Like 8 Mile for adults, Hustle & Flow follows the traditional Hollywood rags-to-riches tale but throws in unexpected grit and top-class drama. DJay (Terrence Howard) is a small-time pimp scratching a living in Memphis, but he really wants to be a rapper. Spurred by the news that a successful hip hop artist is coming back to town, DJay enlists his old friend Key (Anthony Anderson) to help him lay down a demo tape.
In story terms, this is as familiar as they come, but Hustle & Flow scores highly in its unblinking view of poverty, and in the disturbing contradictions embodied by its leading man. DJay is complex and deeply flawed character who is hard to love, and it is a tribute to Howard's subtle, committed performance that we eventually want him to succeed.

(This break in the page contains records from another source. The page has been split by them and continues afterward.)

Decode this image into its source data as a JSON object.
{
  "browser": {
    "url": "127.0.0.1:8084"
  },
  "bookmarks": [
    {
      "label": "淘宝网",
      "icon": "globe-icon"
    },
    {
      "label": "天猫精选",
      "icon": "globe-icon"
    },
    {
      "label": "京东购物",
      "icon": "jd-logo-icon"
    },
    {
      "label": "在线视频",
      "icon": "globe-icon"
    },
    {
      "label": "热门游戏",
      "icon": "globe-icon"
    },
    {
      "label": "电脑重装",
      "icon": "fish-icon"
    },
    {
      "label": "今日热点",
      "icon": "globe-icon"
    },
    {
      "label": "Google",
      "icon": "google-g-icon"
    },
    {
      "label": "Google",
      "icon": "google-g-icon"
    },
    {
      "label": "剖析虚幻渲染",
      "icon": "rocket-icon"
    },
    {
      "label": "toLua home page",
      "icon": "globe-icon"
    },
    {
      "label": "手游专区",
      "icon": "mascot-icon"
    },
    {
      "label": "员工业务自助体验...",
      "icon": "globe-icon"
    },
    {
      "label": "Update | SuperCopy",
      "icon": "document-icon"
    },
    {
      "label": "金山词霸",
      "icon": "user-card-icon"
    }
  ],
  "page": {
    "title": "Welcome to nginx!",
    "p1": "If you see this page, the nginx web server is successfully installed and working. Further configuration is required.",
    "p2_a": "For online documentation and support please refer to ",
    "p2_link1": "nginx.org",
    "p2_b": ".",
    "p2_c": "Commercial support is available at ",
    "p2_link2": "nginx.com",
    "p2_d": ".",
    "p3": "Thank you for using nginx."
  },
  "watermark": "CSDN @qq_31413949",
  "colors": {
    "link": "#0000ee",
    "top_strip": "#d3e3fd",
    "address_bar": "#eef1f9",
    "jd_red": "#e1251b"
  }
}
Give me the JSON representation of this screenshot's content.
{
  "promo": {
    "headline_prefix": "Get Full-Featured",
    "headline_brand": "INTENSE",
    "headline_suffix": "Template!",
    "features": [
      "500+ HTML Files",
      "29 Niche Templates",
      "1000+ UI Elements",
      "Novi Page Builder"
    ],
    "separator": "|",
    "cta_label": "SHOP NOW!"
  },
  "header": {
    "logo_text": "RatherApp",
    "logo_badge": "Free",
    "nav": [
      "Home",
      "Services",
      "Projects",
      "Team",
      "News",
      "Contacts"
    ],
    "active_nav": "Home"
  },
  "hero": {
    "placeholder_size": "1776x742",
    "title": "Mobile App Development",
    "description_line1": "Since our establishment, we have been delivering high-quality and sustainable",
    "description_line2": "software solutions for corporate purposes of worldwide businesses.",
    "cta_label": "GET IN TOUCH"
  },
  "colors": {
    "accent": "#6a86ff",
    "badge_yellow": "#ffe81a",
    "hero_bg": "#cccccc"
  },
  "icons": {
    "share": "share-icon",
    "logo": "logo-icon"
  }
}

For starters, there is that day job. Pimping is a dirty business, and while DJay is not violent, the film never shies from the fact that he is exploiting his charges. Writer/director Craig Brewer's script delves fearlessly into the foundations of an emotional relationship based on profit.

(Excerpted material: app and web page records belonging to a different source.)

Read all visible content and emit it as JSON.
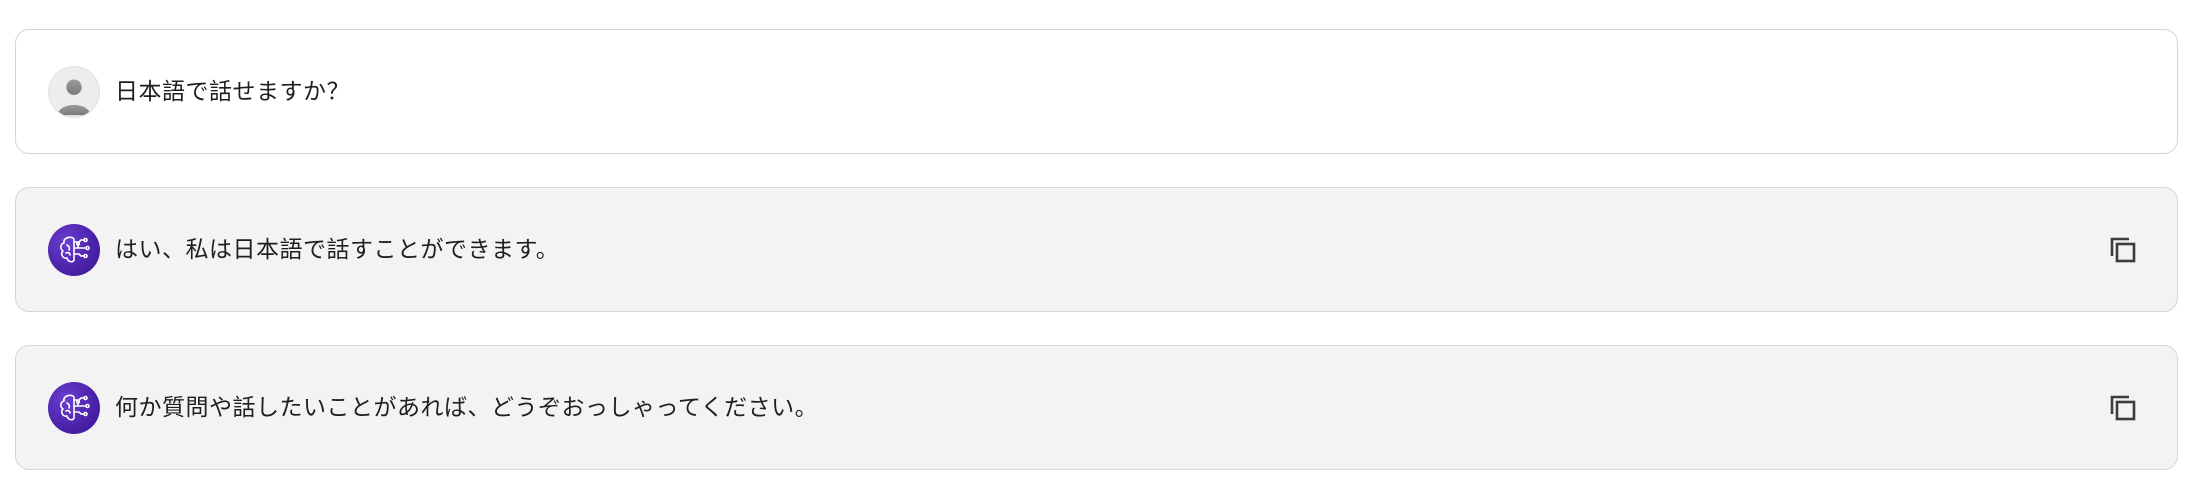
{
  "conversation": {
    "messages": [
      {
        "role": "user",
        "avatar_icon": "user-silhouette-icon",
        "text": "日本語で話せますか？"
      },
      {
        "role": "assistant",
        "avatar_icon": "ai-brain-circuit-icon",
        "text": "はい、私は日本語で話すことができます。",
        "action_icon": "copy-icon"
      },
      {
        "role": "assistant",
        "avatar_icon": "ai-brain-circuit-icon",
        "text": "何か質問や話したいことがあれば、どうぞおっしゃってください。",
        "action_icon": "copy-icon"
      }
    ]
  },
  "colors": {
    "user_bubble_bg": "#ffffff",
    "assistant_bubble_bg": "#f3f3f3",
    "border": "#d5d5d5",
    "bot_avatar": "#4a21a8",
    "icon": "#3c3c3c"
  }
}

The women, in truth, don't get much of a look in, but while there are real-life gangster rappers who proclaim their pimping origins as a point of pride, Hustle & Flow is too smart to resort to bling clichés. The central scenes in DJay's improvised studio are thrilling - even if the resulting sound is a little too good to be true - and DJ Qualls is terrific as DJay's lanky, white sound man.